Picture movement and thus image movement can be effected through mouse drag or pressing “up”, “down”, “left”, or “right” key on the computer keyboard. Moreover, a picture can be transversely compressed prior to showing on the screen. For example, alternate rows of pixel of a picture are deleted. This feature will decrease the resolution of the rendered image. However, no significant image distortion will occur. For reducing distortion, this transverse compression is done after the image zoom in or out operation.

Alternatively, the two displays can be arranged in a stacked fashion. This feature is applicable to a 3-D stereoscopic glass.

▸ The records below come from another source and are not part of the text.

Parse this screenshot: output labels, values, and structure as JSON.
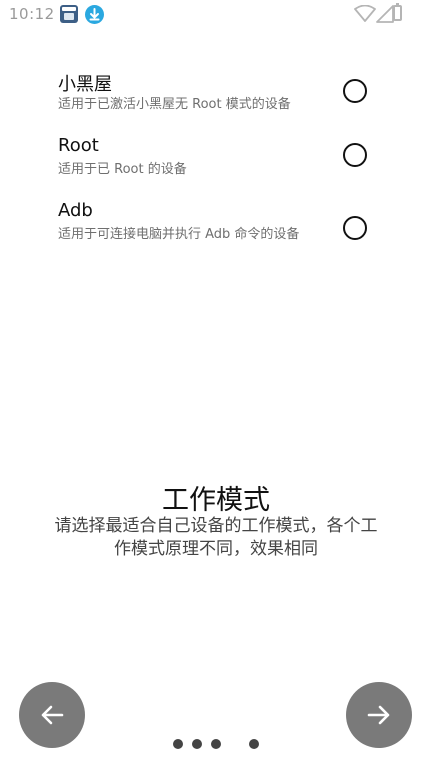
{
  "status_bar": {
    "time": "10:12",
    "icons": [
      "app-notification-icon",
      "download-icon",
      "wifi-icon",
      "signal-icon",
      "battery-icon"
    ]
  },
  "options": [
    {
      "title": "小黑屋",
      "description": "适用于已激活小黑屋无 Root 模式的设备",
      "selected": false
    },
    {
      "title": "Root",
      "description": "适用于已 Root 的设备",
      "selected": false
    },
    {
      "title": "Adb",
      "description": "适用于可连接电脑并执行 Adb 命令的设备",
      "selected": false
    }
  ],
  "page": {
    "title": "工作模式",
    "subtitle": "请选择最适合自己设备的工作模式，各个工作模式原理不同，效果相同"
  },
  "navigation": {
    "back_icon": "arrow-left-icon",
    "next_icon": "arrow-right-icon",
    "page_count": 4,
    "current_page": 4
  },
  "colors": {
    "nav_button": "#7a7a7a",
    "dot": "#444444"
  }
}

A method of displaying stereoscopic films (e.g., DVD video) in cooperation with a DVD player by means of the stereoscopic viewing device is illustrated below. A single display is employed. Two pictures are shown on left and right portions (i.e., pan windows) of the screen at the same time with a 3-D image being rendered. A synchronous feature is required in this application. Synchronous feature can be implemented as manual or automatic one. For manual synchronism, a halt key is provided in either left or right video playing bar. A user may click the halt key to halt the playing of one picture by manipulating a mouse. At the same time, the other picture is also halted. The halt will end only after releasing the mouse key. Automatic synchronism is effected by adding a time frame in each picture to be played in a camcoder. Time frames of pictures of the same pair are compared each other prior to next playing. Any picture being recorded earlier is required to wait for the other later picture of the same pair. This ensures that both pictures of the same pair are played synchronously in order to render a 3-D image and thus a 3-D film.

While the invention herein disclosed has been described by means of specific embodiments, numerous modifications and variations could be made thereto by those skilled in the art without departing from the scope and spirit of the invention set forth in the claims.